→ What you should do: Please filter the data down to the lines that include the word "Remove" and copy them.

→ Input data:
----

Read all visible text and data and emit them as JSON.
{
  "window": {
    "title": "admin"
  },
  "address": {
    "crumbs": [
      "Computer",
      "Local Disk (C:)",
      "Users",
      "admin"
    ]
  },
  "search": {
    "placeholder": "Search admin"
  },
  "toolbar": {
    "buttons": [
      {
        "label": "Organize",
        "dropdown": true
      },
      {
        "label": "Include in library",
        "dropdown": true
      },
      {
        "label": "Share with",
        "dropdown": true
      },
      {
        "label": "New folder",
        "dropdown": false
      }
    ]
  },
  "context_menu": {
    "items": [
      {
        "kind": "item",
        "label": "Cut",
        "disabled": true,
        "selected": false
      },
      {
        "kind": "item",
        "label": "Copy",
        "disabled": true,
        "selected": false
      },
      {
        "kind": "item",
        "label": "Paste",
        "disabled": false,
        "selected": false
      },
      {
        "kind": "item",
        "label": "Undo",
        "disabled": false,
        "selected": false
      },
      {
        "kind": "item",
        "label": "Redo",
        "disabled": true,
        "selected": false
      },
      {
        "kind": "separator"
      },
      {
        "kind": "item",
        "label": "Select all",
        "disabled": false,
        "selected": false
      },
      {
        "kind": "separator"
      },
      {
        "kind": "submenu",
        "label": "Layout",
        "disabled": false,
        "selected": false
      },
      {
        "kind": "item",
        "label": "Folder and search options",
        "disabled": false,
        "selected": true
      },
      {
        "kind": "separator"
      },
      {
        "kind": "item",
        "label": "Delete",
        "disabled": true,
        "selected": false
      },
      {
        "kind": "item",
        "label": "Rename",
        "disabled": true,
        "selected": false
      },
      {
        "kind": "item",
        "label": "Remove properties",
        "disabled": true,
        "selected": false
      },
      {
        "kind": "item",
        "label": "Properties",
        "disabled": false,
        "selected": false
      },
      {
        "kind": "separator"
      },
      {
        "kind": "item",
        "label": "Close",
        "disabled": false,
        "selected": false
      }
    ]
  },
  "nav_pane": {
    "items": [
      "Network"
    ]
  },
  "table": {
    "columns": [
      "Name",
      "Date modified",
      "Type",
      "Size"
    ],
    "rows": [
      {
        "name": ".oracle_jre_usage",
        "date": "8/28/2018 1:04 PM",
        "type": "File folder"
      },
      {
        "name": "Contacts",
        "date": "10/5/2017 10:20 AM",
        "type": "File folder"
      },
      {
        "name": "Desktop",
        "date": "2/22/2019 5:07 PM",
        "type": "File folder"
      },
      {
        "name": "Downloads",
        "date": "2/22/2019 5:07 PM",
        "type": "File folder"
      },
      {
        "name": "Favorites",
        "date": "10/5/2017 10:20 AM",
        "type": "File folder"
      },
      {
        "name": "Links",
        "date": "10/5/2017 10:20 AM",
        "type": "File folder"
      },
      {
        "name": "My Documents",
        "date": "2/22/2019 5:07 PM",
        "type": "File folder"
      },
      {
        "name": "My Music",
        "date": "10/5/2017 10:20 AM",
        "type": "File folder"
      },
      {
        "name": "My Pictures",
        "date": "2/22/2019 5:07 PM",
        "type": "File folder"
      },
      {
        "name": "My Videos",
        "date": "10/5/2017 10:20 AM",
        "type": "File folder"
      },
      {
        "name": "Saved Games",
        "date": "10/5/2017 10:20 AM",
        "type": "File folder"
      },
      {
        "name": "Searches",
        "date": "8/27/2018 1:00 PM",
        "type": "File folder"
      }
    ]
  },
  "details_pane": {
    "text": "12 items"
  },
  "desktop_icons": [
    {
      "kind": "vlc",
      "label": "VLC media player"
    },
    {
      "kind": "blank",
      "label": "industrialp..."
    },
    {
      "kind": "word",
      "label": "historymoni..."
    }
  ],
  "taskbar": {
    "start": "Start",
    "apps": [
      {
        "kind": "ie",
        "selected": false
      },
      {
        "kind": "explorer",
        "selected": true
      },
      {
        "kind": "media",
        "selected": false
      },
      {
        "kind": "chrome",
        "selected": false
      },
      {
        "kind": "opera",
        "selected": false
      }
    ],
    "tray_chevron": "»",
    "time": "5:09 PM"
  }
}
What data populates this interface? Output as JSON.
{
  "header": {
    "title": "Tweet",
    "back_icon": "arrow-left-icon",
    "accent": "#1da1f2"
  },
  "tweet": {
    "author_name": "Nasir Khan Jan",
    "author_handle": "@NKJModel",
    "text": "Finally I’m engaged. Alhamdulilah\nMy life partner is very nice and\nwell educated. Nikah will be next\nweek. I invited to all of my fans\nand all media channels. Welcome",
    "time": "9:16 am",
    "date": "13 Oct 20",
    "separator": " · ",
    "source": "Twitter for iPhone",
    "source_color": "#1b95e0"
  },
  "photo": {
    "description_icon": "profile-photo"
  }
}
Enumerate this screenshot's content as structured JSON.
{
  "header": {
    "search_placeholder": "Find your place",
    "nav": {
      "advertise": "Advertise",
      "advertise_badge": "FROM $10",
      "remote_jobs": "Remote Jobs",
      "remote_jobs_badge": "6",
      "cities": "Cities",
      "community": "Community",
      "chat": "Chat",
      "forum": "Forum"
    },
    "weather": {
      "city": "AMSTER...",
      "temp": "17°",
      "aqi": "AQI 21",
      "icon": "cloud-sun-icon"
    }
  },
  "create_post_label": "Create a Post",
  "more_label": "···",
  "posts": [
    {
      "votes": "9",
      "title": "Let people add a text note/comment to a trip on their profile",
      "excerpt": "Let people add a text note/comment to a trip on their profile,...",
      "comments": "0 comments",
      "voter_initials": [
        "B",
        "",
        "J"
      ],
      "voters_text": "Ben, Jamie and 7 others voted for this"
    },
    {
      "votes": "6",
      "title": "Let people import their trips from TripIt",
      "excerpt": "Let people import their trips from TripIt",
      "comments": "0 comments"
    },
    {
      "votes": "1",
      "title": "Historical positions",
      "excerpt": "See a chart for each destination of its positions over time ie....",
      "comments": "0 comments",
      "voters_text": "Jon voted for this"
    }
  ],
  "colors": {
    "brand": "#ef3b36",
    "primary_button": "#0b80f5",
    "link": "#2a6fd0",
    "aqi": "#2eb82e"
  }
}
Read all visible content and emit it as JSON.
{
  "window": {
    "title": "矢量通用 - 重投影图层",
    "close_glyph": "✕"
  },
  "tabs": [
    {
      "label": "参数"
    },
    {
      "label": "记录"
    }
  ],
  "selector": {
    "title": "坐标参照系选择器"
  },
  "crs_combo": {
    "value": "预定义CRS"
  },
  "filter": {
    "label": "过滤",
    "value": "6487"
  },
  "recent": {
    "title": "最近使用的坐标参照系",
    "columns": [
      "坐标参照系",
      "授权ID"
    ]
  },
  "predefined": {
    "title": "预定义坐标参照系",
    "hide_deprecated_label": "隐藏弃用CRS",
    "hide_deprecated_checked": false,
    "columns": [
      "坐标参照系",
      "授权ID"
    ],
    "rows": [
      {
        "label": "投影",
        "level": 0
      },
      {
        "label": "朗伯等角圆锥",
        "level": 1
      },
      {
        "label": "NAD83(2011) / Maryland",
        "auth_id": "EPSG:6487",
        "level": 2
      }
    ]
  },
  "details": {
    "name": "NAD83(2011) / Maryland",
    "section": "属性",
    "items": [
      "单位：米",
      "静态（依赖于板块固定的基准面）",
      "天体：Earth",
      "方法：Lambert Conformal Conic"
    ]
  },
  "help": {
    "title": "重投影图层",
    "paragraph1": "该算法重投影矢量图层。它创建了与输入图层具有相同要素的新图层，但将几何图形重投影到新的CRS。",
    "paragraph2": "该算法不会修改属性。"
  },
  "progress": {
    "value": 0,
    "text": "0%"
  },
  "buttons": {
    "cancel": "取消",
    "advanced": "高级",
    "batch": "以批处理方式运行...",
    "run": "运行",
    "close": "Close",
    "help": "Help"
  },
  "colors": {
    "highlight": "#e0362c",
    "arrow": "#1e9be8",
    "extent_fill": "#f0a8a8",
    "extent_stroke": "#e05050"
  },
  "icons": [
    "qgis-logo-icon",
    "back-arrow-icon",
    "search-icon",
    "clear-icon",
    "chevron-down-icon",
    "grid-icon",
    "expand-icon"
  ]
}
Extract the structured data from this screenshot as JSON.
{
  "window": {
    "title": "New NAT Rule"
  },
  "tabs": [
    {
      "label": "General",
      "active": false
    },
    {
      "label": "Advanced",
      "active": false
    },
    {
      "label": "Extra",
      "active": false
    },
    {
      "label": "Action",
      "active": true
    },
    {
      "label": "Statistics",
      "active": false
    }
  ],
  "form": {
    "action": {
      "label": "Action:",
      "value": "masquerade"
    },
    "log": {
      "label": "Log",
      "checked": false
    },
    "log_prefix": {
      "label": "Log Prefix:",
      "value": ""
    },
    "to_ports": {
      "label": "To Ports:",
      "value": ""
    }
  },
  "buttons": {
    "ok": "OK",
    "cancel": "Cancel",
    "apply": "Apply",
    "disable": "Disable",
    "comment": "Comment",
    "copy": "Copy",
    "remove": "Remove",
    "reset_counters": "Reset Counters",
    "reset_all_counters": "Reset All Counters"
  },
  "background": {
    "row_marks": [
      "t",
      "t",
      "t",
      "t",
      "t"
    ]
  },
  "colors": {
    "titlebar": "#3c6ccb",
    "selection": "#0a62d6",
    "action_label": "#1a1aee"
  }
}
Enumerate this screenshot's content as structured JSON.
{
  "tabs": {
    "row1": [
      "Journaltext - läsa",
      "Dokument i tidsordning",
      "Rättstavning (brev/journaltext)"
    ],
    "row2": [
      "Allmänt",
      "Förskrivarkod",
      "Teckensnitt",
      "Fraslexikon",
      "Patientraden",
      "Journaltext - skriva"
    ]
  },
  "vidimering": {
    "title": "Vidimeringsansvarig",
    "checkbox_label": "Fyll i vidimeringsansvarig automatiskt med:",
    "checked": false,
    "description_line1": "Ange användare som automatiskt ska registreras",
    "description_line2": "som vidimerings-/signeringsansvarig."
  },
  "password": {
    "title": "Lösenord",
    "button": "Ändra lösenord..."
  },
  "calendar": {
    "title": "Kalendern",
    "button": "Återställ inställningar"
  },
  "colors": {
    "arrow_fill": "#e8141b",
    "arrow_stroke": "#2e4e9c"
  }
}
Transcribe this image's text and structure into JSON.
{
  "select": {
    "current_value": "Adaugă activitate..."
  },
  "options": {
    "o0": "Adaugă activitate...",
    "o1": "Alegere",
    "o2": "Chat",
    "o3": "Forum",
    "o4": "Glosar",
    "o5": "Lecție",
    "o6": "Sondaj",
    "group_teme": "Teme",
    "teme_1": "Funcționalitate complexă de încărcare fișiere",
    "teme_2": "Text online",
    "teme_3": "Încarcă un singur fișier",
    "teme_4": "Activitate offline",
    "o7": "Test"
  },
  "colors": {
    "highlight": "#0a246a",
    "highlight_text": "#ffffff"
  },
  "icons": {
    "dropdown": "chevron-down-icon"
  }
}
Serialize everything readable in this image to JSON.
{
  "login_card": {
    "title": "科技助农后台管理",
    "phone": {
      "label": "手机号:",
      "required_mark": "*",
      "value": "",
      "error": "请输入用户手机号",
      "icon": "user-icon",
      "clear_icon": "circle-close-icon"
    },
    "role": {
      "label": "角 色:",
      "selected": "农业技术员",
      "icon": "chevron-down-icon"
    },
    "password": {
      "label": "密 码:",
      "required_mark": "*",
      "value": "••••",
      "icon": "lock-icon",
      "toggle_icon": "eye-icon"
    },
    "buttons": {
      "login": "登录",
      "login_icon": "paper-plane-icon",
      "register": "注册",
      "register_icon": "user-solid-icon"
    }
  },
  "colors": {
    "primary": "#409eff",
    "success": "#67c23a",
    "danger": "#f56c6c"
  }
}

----

→ Result of this exercise:
        "label": "Remove properties",
    "remove": "Remove",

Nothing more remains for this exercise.